“Mom and I had three goals in the race: We didn’t want to be the first out, we wanted to win a leg, and we wanted to win the race,” Dr. Corley said. They achieved the first two, and almost the third. They made it through 10 of the 12 legs of the competition before being eliminated.

Along the way, there was a bungee jump over towering Victoria Falls on the border between Zambia and Zimbabwe, a walk with lions in Zimbabwe, a performance with a famous French rapper, and a stint as candelabra bearer in a wedding procession in India.

They moved from country to country at breakneck speed armed only with the contents of two backpacks and their own wits.

“For us, getting to experience all the different cultures was a blast,” he said. “It’s a little overwhelming, but it’s really cool to see everyone is kind at heart and does well. Everyone just does things a little differently.”

“The Amazing Race,” now in its 29th season, first aired in 2001. Mother and son had watched it for years and talked about how, as fitness enthusiasts, they would rock the competition if they ever got picked. One Saturday morning, they talked it over for umpteenth time on the phone, and Dr. Corley got in the car, drove home to Prattville, Alabama, made a three-minute video with his mother on his phone, and applied.

“About a month later, I was getting off an airplane for a residency interview, and I got a missed call with a voicemail on my phone. I picked it up, and it was one of the casting directors, who said they loved our video and they wanted to talk to us more,” Dr. Corley said. “We just kept making it through every single round, until we were on the show.” Their season aired in the fall of 2015.

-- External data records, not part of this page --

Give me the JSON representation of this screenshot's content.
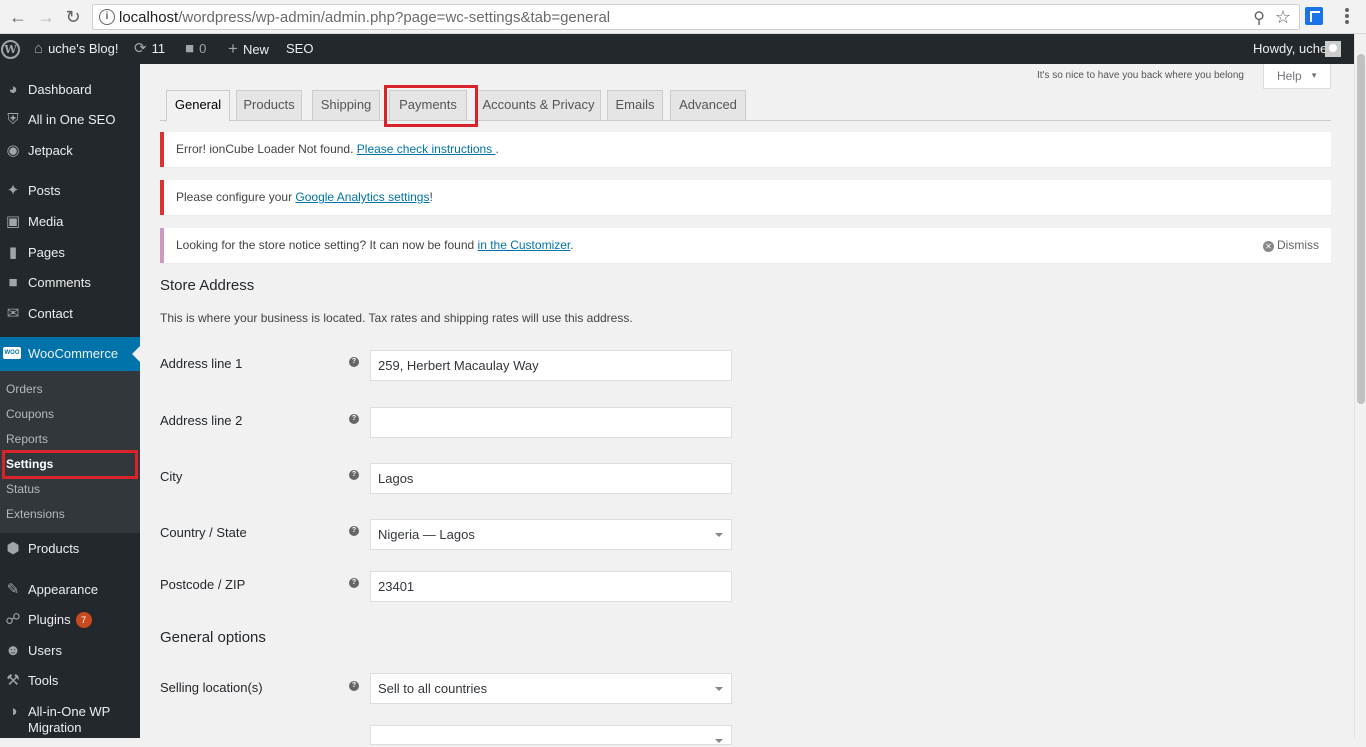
{
  "browser": {
    "url_host": "localhost",
    "url_path": "/wordpress/wp-admin/admin.php?page=wc-settings&tab=general"
  },
  "adminbar": {
    "site_name": "uche's Blog!",
    "updates_count": "11",
    "comments_count": "0",
    "new_label": "New",
    "seo_label": "SEO",
    "howdy": "Howdy, uche"
  },
  "sidebar": {
    "items": [
      {
        "label": "Dashboard",
        "icon": "dashboard-icon"
      },
      {
        "label": "All in One SEO",
        "icon": "shield-icon"
      },
      {
        "label": "Jetpack",
        "icon": "jetpack-icon"
      },
      {
        "label": "Posts",
        "icon": "pin-icon"
      },
      {
        "label": "Media",
        "icon": "media-icon"
      },
      {
        "label": "Pages",
        "icon": "pages-icon"
      },
      {
        "label": "Comments",
        "icon": "comment-icon"
      },
      {
        "label": "Contact",
        "icon": "mail-icon"
      },
      {
        "label": "WooCommerce",
        "icon": "woo-icon"
      },
      {
        "label": "Products",
        "icon": "box-icon"
      },
      {
        "label": "Appearance",
        "icon": "brush-icon"
      },
      {
        "label": "Plugins",
        "icon": "plug-icon",
        "badge": "7"
      },
      {
        "label": "Users",
        "icon": "user-icon"
      },
      {
        "label": "Tools",
        "icon": "wrench-icon"
      },
      {
        "label": "All-in-One WP",
        "label2": "Migration",
        "icon": "migration-icon"
      }
    ],
    "submenu": [
      "Orders",
      "Coupons",
      "Reports",
      "Settings",
      "Status",
      "Extensions"
    ]
  },
  "main": {
    "greeting": "It's so nice to have you back where you belong",
    "help_label": "Help",
    "tabs": [
      "General",
      "Products",
      "Shipping",
      "Payments",
      "Accounts & Privacy",
      "Emails",
      "Advanced"
    ],
    "notices": [
      {
        "text": "Error! ionCube Loader Not found. ",
        "link": "Please check instructions ",
        "after": "."
      },
      {
        "text": "Please configure your ",
        "link": "Google Analytics settings",
        "after": "!"
      },
      {
        "text": "Looking for the store notice setting? It can now be found ",
        "link": "in the Customizer",
        "after": ".",
        "dismiss": "Dismiss"
      }
    ],
    "store_address": {
      "heading": "Store Address",
      "description": "This is where your business is located. Tax rates and shipping rates will use this address.",
      "fields": [
        {
          "label": "Address line 1",
          "value": "259, Herbert Macaulay Way"
        },
        {
          "label": "Address line 2",
          "value": ""
        },
        {
          "label": "City",
          "value": "Lagos"
        },
        {
          "label": "Country / State",
          "value": "Nigeria — Lagos"
        },
        {
          "label": "Postcode / ZIP",
          "value": "23401"
        }
      ]
    },
    "general_options": {
      "heading": "General options",
      "fields": [
        {
          "label": "Selling location(s)",
          "value": "Sell to all countries"
        }
      ]
    }
  },
  "colors": {
    "admin_dark": "#23282d",
    "accent": "#0073aa",
    "error": "#dc3232",
    "highlight_box": "#d9222a"
  }
}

Preparation consisted of personality tests, interviews with producers and executives at CBS, safety instructions, and minimal coaching. “They choose who they want, and when the race starts, it’s just you making the decisions,” he said.

Along their journey, there were lessons, large and small.

They figured out the hard way they didn’t need as much stuff as they thought they would. Two backpacks, 17 and 22 pounds, were whittled down to one 13-pounder by the end of their race, as items and clothing not needed were given away.

They learned how to make decisions, work together toward their goals, and accept the results, even when it meant elimination.

In Agra, India, he to had fill a net with balloons and travel with it on the back of a bicycle through the streets to deliver them to a vendor. (Photo courtesy of CBS)

“One of the things the race taught me is you have to make decisions and stick with them, and just accept the consequences if you’re wrong,” he said. “I think that’s one thing that makes a great leader.”

And they found out you don’t have to speak the same language to communicate.

All of these, Dr. Corley said, have made him a better physician.

“As doctors, we go from room to room, and we get to meet all these different people. We don’t know where they’re coming from, and we take care of people from all over the world,” he said. For example, his brief time in Zimbabwe helped him connect with a woman from Zimbabwe he treated recently at Regional One Health. “Just from this experience, I had a little bit to share with her. And it helps the patients trust you a little more when you can share experiences with them.”

His mom said the race showed her the best in her son. “He is so passionate about life and about people,” she said. “He puts people in front of himself, and that’s why I think he’s going to make a great physician.”

As he continues his internal medicine residency, Dr. Corley is considering whether to specialize in pulmonary critical care or become a hospitalist. As one of five internal medicine chief residents, he will help steer the residency program for the next few years and will recruit others to internal medicine.

He would love to stay in Memphis after residency, he said. “I didn’t really have any connections to Memphis when I came here. I just loved the residency program, and I just loved the residents. I thought they were really good people, so I ranked this placement Number 1, and now I’ve come to love the city. “

Regardless of where he settles, his TV travel left him hungry for more adventures.

“I did a swing rope over the Zambezi River,” he said. “I never would have done that. Now that I got a taste for travel and I got a taste for doing things like that, I can’t wait. After residency, I’ll start traveling again.”